- [WHAT YOU WILL DO]: Copy out, from the entries below, each line holding the string "JSON".

- [RECORDS FOR THIS EXERCISE]:
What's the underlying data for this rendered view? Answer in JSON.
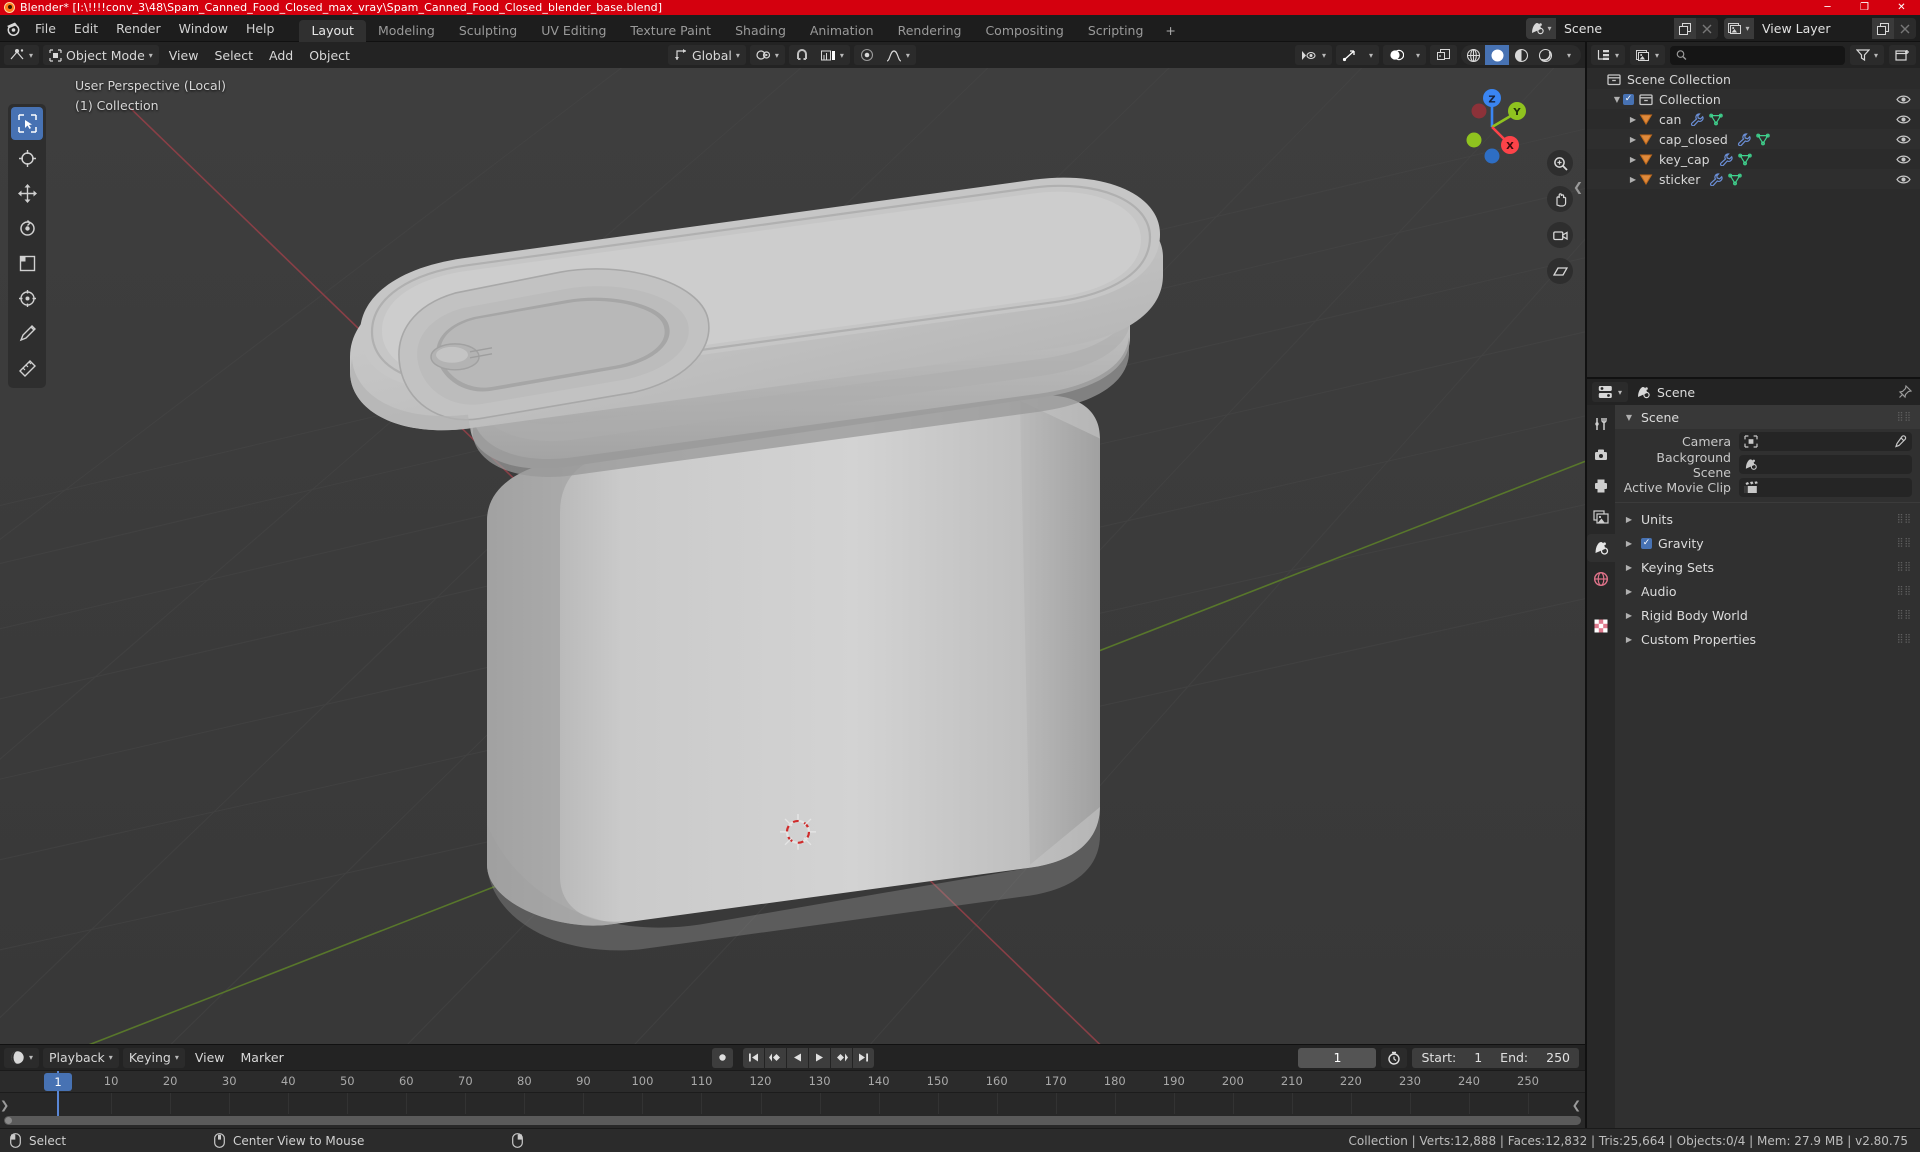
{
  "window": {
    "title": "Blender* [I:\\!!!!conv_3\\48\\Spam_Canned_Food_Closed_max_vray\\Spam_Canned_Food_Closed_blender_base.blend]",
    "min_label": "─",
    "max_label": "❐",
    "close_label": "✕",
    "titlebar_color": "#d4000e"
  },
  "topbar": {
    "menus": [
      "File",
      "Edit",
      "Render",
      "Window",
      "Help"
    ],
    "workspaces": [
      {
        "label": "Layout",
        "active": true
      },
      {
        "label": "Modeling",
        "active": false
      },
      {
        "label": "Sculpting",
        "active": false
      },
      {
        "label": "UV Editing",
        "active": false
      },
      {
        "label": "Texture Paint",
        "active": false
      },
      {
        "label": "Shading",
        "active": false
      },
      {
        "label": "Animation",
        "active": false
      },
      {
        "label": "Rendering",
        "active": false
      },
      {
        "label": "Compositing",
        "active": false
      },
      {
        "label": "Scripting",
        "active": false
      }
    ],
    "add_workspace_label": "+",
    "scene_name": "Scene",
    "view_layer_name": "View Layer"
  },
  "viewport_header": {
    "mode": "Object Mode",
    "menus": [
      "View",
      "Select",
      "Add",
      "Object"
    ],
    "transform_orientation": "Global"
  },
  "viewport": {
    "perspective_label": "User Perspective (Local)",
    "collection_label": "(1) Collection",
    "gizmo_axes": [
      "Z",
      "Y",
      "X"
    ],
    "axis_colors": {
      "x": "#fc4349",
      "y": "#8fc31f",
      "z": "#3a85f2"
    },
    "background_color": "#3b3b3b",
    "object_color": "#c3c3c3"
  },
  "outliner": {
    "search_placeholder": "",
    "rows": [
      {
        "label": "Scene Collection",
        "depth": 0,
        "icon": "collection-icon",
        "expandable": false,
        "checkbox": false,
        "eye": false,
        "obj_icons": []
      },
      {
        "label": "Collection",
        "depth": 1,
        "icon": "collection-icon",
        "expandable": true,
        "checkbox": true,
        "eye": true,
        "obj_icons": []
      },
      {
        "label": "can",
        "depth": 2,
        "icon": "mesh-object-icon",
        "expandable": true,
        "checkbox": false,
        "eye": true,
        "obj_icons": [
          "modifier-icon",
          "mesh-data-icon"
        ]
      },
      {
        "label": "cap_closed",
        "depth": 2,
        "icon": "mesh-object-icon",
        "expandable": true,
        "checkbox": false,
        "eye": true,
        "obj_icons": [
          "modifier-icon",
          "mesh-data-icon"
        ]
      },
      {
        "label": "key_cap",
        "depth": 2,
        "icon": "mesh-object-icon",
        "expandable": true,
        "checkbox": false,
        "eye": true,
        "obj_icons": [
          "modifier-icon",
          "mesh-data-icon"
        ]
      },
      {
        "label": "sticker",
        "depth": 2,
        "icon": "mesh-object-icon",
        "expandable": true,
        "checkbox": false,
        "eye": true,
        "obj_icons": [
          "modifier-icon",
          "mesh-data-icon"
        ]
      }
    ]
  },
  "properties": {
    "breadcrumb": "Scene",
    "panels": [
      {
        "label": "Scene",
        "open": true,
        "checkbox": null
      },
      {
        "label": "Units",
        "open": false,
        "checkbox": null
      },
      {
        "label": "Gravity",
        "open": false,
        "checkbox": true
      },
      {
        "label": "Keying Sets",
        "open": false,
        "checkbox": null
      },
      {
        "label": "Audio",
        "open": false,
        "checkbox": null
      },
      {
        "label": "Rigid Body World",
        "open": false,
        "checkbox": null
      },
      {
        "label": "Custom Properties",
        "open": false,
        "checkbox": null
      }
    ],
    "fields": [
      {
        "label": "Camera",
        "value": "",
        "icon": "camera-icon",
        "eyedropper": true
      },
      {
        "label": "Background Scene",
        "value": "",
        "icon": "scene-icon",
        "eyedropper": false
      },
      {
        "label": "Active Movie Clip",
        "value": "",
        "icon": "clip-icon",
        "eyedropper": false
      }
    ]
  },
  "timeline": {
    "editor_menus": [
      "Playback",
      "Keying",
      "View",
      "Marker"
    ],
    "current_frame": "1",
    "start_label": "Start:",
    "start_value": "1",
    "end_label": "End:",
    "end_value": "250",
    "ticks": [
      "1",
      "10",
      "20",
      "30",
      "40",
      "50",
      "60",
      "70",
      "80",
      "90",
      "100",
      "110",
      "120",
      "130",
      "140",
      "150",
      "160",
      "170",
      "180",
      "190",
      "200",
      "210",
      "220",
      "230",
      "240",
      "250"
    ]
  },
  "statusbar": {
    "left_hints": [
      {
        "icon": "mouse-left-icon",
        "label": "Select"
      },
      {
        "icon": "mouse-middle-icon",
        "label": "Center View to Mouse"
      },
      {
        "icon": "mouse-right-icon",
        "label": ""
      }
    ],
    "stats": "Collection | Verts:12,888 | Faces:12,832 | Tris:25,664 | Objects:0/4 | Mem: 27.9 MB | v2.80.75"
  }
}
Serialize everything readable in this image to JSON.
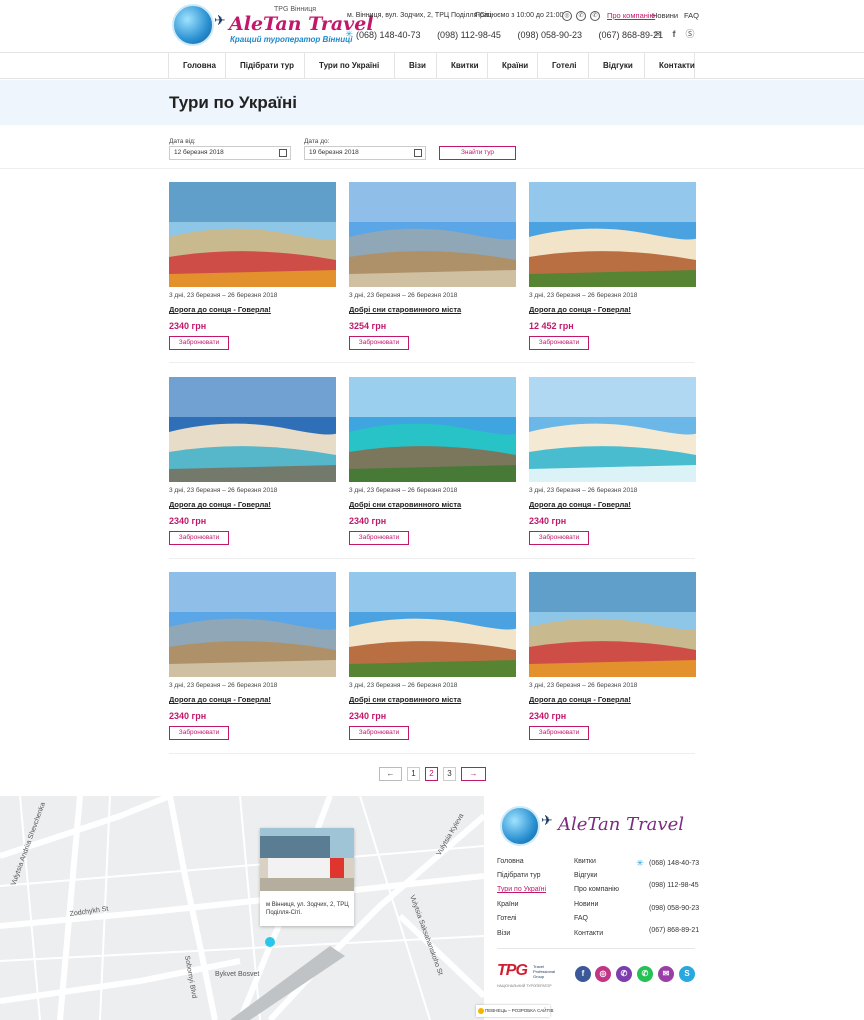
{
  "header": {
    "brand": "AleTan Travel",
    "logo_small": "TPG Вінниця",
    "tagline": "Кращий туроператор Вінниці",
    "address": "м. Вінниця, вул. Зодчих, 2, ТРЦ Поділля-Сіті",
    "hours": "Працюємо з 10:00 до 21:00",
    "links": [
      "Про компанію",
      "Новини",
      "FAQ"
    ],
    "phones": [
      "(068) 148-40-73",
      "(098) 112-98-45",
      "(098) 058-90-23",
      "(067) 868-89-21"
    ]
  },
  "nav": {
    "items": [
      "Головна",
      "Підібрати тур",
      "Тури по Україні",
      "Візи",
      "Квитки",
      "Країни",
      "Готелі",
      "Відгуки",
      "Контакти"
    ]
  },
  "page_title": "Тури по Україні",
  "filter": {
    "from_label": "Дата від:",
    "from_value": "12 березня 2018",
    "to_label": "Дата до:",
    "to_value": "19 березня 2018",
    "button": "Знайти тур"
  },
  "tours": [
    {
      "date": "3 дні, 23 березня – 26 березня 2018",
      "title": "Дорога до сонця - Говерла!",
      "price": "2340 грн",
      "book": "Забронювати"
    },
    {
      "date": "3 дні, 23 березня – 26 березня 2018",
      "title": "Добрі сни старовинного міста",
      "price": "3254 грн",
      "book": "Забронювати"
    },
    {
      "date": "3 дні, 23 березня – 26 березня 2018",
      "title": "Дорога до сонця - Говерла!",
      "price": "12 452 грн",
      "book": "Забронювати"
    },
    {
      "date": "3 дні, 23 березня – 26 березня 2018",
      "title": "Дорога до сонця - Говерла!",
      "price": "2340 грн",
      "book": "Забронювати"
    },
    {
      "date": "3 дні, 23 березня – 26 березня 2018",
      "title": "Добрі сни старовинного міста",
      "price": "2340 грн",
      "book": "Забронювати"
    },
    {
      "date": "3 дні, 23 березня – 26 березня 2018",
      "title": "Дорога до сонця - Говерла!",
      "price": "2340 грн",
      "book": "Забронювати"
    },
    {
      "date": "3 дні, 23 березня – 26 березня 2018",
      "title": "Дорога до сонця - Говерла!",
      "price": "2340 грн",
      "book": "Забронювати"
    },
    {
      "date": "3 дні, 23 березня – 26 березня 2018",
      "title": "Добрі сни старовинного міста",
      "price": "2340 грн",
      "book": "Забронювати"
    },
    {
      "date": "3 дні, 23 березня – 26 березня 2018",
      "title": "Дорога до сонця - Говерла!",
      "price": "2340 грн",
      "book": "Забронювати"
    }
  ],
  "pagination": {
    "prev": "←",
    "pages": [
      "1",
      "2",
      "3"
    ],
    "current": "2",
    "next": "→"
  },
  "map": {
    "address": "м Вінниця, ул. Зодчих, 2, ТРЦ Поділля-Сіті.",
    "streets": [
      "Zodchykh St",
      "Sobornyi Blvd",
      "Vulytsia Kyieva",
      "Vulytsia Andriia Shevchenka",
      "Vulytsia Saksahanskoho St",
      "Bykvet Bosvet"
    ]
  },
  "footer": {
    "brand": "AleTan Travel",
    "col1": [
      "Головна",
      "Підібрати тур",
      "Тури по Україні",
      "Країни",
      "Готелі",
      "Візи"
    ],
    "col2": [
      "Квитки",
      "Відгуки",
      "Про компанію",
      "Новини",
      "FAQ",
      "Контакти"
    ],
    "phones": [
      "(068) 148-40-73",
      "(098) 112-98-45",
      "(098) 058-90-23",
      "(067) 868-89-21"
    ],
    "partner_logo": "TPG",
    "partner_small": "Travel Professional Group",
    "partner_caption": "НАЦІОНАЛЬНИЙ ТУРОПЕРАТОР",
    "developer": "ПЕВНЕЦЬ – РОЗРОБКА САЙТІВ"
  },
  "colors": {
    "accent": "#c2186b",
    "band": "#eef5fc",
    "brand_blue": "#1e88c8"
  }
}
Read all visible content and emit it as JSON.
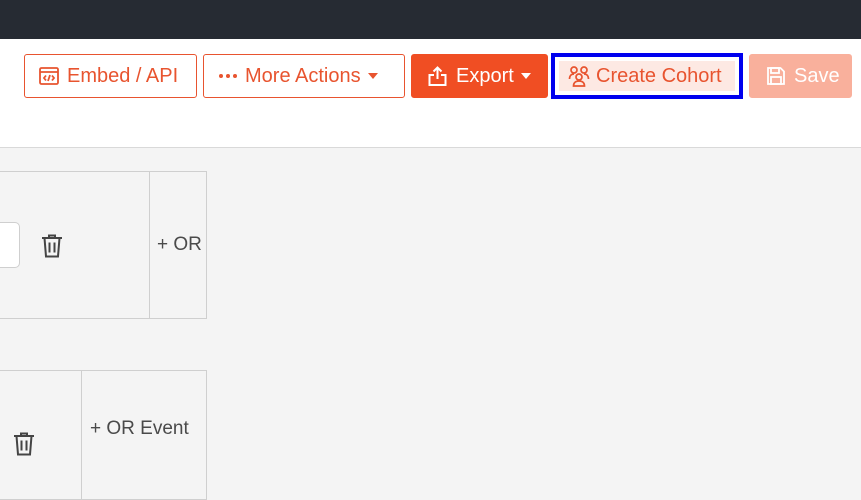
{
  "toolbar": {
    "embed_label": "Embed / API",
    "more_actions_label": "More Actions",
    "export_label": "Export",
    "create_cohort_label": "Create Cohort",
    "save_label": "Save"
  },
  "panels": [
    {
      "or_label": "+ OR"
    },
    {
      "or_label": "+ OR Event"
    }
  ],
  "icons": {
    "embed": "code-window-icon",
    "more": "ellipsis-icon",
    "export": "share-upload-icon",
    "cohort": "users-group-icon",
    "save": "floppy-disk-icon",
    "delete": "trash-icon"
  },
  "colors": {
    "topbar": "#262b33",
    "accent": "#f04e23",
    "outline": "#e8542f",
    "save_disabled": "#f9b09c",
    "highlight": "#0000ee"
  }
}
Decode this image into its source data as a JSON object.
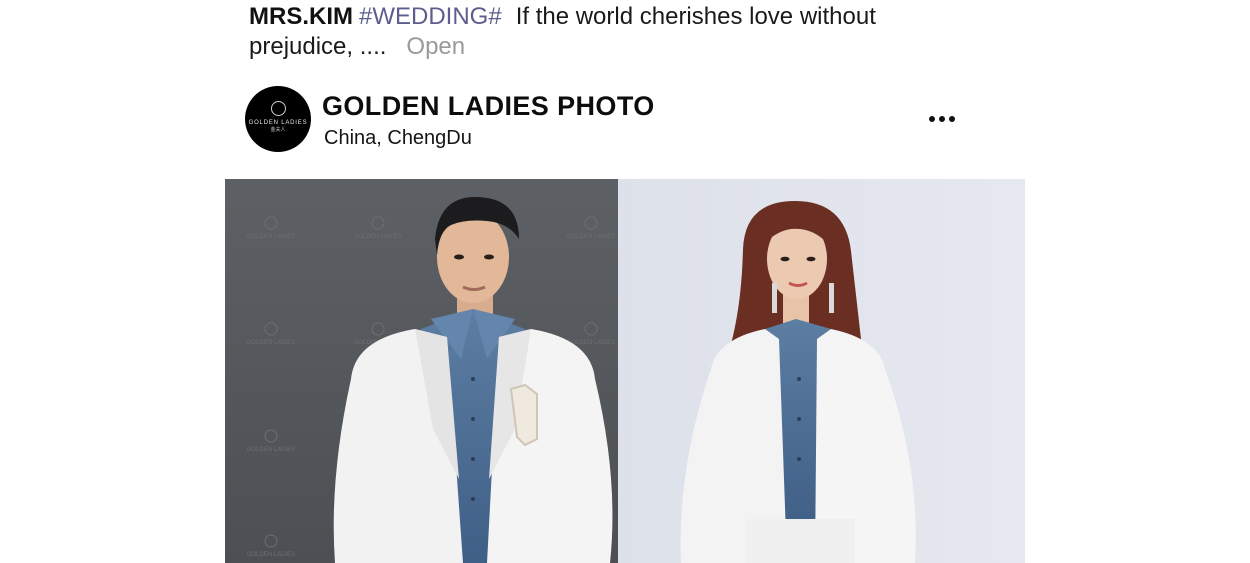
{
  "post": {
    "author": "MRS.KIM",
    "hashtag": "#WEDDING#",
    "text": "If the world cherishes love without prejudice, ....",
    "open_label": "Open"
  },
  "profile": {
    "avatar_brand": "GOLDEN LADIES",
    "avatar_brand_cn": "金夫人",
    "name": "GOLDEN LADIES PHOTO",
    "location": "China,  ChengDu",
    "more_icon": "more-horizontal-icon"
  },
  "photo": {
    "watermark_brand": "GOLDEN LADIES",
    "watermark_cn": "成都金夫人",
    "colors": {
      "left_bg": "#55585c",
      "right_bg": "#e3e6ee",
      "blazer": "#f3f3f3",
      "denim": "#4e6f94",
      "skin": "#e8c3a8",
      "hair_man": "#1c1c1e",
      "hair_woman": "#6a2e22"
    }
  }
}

- [SOLUTION TO THE PROBLEM]:
What's the underlying data for this rendered view? Answer in JSON.
Serialize everything readable in this image to JSON.
Read all visible content and emit it as JSON.
Decode this image into its source data as a JSON object.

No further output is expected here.